(Page and application data records)
++++++++++++++++++++

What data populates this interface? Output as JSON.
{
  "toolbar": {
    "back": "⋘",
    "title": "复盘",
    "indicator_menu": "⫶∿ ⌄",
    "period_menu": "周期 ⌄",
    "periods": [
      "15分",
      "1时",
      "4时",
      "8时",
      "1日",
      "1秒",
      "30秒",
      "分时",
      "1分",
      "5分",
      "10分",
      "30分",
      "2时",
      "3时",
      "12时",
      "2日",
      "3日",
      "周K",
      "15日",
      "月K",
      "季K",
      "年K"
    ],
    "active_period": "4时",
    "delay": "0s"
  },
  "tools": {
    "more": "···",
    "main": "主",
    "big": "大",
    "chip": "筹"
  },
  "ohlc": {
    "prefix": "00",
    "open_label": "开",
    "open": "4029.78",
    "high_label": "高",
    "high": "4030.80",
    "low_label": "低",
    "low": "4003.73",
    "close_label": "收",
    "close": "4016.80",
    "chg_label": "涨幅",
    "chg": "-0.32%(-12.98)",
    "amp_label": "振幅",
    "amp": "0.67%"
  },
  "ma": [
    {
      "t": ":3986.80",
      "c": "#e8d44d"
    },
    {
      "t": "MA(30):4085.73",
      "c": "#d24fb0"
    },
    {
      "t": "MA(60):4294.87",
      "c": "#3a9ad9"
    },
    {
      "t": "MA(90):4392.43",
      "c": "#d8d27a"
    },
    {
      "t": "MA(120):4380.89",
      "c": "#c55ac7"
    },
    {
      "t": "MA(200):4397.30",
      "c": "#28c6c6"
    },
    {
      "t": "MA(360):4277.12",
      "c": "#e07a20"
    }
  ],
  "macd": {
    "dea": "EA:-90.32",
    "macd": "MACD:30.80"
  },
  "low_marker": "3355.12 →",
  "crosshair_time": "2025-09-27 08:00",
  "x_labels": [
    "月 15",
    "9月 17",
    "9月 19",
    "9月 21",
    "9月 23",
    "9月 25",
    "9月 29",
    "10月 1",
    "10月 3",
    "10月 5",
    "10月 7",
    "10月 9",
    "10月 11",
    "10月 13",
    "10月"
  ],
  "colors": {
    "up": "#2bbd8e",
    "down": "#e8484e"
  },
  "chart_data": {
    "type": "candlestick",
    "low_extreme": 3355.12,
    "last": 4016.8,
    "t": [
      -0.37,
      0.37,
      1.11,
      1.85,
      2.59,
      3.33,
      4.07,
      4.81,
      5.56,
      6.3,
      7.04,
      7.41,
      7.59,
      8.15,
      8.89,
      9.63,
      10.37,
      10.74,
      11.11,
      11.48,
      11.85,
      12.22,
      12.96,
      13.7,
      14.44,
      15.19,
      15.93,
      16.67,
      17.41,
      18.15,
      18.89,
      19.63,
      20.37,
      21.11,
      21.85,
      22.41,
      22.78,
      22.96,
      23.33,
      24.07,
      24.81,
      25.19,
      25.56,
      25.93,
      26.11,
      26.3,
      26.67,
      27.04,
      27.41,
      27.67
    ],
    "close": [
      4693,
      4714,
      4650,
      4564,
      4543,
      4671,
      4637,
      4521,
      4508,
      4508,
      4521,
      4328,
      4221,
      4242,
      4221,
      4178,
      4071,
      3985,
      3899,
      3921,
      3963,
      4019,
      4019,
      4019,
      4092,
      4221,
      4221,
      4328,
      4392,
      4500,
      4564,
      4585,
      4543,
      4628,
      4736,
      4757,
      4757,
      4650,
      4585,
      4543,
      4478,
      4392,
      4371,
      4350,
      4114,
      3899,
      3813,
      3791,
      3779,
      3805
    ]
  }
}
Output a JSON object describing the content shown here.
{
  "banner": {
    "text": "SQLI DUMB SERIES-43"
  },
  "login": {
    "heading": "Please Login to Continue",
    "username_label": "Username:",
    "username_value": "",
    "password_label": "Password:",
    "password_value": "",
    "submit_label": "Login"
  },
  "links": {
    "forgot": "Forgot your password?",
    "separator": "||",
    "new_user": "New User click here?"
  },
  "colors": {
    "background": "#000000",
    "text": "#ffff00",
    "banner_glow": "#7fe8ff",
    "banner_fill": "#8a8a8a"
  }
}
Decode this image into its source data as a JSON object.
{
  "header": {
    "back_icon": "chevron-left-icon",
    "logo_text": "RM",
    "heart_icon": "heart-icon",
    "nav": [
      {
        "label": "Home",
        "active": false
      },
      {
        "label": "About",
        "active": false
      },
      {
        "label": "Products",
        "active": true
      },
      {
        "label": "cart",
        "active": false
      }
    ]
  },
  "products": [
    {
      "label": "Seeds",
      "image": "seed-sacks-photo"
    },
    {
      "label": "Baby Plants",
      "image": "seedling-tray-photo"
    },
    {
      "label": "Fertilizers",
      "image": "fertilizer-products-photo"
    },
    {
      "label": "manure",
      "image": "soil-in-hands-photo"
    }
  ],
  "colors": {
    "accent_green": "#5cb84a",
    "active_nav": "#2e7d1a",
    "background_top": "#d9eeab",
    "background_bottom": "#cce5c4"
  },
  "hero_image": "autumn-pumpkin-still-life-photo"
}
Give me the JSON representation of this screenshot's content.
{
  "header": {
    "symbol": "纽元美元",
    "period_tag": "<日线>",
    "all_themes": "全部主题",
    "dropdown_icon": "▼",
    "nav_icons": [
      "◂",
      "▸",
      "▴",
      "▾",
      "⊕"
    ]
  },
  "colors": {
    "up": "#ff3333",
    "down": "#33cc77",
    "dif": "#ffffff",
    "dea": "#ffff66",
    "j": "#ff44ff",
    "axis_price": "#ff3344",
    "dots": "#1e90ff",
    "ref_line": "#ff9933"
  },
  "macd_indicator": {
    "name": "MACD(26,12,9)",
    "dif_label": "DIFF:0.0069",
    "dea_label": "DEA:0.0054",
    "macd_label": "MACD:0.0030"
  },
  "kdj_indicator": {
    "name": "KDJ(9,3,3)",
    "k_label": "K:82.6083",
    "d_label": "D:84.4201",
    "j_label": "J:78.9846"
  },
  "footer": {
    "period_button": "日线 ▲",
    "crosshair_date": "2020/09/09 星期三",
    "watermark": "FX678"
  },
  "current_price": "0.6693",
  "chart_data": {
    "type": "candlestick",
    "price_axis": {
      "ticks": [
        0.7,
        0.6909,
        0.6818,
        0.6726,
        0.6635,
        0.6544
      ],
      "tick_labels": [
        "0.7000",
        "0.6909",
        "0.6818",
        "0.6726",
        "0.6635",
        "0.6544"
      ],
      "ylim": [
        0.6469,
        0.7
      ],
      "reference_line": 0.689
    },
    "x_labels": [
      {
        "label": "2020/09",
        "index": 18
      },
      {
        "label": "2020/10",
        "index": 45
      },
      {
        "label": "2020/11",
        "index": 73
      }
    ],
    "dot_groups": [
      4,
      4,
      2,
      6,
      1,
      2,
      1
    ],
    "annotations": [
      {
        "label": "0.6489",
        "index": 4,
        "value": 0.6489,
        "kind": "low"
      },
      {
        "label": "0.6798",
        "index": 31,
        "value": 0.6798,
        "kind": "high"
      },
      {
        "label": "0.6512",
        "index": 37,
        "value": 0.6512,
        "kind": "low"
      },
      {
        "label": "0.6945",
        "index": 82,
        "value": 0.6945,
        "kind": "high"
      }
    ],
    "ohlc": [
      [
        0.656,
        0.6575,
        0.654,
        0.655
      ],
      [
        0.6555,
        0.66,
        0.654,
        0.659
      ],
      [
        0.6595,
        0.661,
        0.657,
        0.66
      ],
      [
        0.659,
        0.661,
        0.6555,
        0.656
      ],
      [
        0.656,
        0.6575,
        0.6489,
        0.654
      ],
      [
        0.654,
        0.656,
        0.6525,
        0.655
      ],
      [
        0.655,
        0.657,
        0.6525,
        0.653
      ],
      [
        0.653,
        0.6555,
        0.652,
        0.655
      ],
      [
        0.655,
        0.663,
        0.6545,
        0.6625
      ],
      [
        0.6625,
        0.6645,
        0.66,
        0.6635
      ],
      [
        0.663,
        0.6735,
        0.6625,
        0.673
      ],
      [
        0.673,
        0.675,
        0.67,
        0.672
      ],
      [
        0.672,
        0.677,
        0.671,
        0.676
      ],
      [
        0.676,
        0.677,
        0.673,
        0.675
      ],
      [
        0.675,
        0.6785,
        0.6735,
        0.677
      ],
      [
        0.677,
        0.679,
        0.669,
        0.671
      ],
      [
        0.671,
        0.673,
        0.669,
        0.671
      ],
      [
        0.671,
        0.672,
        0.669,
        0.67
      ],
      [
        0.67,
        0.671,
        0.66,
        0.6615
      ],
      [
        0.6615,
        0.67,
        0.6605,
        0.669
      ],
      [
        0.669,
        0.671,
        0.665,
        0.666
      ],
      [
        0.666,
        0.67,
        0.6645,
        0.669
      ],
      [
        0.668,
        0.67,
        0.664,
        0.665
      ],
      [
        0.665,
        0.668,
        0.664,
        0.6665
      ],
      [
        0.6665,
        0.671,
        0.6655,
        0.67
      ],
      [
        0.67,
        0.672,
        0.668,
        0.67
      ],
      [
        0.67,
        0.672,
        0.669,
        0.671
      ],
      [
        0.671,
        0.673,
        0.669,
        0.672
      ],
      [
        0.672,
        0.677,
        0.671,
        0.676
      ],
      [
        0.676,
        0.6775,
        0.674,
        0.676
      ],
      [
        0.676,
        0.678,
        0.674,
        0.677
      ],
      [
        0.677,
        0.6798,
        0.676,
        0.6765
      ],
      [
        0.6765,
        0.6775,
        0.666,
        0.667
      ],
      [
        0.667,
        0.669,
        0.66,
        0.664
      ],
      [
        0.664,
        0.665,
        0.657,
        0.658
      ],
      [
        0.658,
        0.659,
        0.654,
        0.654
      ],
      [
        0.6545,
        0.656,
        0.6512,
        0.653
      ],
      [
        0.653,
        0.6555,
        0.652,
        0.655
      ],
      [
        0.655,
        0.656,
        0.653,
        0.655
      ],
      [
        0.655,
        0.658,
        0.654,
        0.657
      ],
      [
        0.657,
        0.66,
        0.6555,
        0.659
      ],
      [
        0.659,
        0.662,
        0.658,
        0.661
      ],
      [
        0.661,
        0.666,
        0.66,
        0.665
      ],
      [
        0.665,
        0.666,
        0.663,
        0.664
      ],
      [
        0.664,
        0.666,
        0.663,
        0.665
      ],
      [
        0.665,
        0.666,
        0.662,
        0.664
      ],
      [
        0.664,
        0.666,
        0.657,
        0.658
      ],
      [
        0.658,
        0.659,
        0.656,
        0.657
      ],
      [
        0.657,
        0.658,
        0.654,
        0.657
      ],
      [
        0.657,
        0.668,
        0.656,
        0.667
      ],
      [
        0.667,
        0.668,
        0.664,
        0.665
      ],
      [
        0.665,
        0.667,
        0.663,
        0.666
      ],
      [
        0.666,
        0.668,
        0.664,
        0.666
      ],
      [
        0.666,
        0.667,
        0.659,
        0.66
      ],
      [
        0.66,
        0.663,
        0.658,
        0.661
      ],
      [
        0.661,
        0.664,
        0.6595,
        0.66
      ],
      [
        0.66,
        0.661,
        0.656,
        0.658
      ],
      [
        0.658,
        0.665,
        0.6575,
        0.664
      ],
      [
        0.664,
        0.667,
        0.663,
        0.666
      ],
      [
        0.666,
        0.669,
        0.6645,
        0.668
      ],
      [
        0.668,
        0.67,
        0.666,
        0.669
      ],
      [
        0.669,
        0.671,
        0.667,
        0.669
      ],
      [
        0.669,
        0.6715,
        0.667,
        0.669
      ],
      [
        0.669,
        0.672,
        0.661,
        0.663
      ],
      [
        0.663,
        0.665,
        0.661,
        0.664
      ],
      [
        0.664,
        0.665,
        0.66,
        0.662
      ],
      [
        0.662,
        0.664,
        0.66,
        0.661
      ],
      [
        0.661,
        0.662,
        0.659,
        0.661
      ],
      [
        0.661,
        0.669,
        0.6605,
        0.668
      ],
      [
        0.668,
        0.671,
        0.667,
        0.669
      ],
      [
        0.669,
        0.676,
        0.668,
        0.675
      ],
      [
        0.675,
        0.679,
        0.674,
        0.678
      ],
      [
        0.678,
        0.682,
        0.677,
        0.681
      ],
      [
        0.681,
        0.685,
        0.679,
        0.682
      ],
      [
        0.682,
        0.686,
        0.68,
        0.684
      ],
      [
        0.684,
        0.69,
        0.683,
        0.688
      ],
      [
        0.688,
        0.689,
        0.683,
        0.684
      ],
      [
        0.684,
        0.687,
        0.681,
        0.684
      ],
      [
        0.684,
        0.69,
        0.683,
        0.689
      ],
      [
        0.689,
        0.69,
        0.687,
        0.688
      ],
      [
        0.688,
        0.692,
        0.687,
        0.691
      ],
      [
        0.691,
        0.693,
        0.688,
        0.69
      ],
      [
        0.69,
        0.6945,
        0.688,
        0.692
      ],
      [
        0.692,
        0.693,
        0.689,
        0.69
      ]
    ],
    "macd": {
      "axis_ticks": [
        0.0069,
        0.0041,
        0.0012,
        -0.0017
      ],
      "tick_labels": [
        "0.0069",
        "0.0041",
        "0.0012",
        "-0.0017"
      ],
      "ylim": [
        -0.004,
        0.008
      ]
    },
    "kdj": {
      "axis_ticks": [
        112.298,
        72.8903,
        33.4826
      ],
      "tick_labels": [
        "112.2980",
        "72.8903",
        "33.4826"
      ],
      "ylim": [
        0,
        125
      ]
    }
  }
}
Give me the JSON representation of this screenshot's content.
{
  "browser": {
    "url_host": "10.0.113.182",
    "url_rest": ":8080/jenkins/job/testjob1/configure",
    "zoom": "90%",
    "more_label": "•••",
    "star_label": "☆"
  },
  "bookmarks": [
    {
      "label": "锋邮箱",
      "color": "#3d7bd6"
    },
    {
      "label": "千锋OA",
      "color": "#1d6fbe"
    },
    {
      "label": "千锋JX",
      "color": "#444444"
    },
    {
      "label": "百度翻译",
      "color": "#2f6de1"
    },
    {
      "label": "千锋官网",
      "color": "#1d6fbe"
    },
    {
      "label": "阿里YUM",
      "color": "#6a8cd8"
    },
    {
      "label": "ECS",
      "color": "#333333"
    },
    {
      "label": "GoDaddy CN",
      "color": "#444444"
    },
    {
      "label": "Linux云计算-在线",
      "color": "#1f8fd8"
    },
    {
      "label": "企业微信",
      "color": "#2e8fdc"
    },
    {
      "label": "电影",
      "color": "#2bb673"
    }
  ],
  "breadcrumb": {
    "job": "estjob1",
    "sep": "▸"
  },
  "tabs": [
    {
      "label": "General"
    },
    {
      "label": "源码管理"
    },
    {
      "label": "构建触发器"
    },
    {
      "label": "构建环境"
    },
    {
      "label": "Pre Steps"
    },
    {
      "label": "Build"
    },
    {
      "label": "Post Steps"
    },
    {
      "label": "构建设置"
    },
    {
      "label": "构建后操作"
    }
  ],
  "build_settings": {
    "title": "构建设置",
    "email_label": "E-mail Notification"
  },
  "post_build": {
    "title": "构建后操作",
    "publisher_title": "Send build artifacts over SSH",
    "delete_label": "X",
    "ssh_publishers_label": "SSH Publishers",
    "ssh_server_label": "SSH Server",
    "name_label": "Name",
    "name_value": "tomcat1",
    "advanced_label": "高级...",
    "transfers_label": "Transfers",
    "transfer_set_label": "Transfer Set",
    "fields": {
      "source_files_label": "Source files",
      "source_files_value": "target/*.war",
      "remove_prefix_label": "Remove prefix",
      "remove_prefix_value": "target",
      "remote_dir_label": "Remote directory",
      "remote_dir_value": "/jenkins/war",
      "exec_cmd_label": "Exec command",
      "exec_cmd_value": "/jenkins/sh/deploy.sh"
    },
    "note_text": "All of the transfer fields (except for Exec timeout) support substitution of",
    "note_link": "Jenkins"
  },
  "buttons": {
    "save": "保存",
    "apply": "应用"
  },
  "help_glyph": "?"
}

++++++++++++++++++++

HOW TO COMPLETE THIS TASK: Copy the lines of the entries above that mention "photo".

EXERCISE ANSWER:
      "image": "seed-sacks-photo"
      "image": "seedling-tray-photo"
      "image": "fertilizer-products-photo"
      "image": "soil-in-hands-photo"
  "hero_image": "autumn-pumpkin-still-life-photo"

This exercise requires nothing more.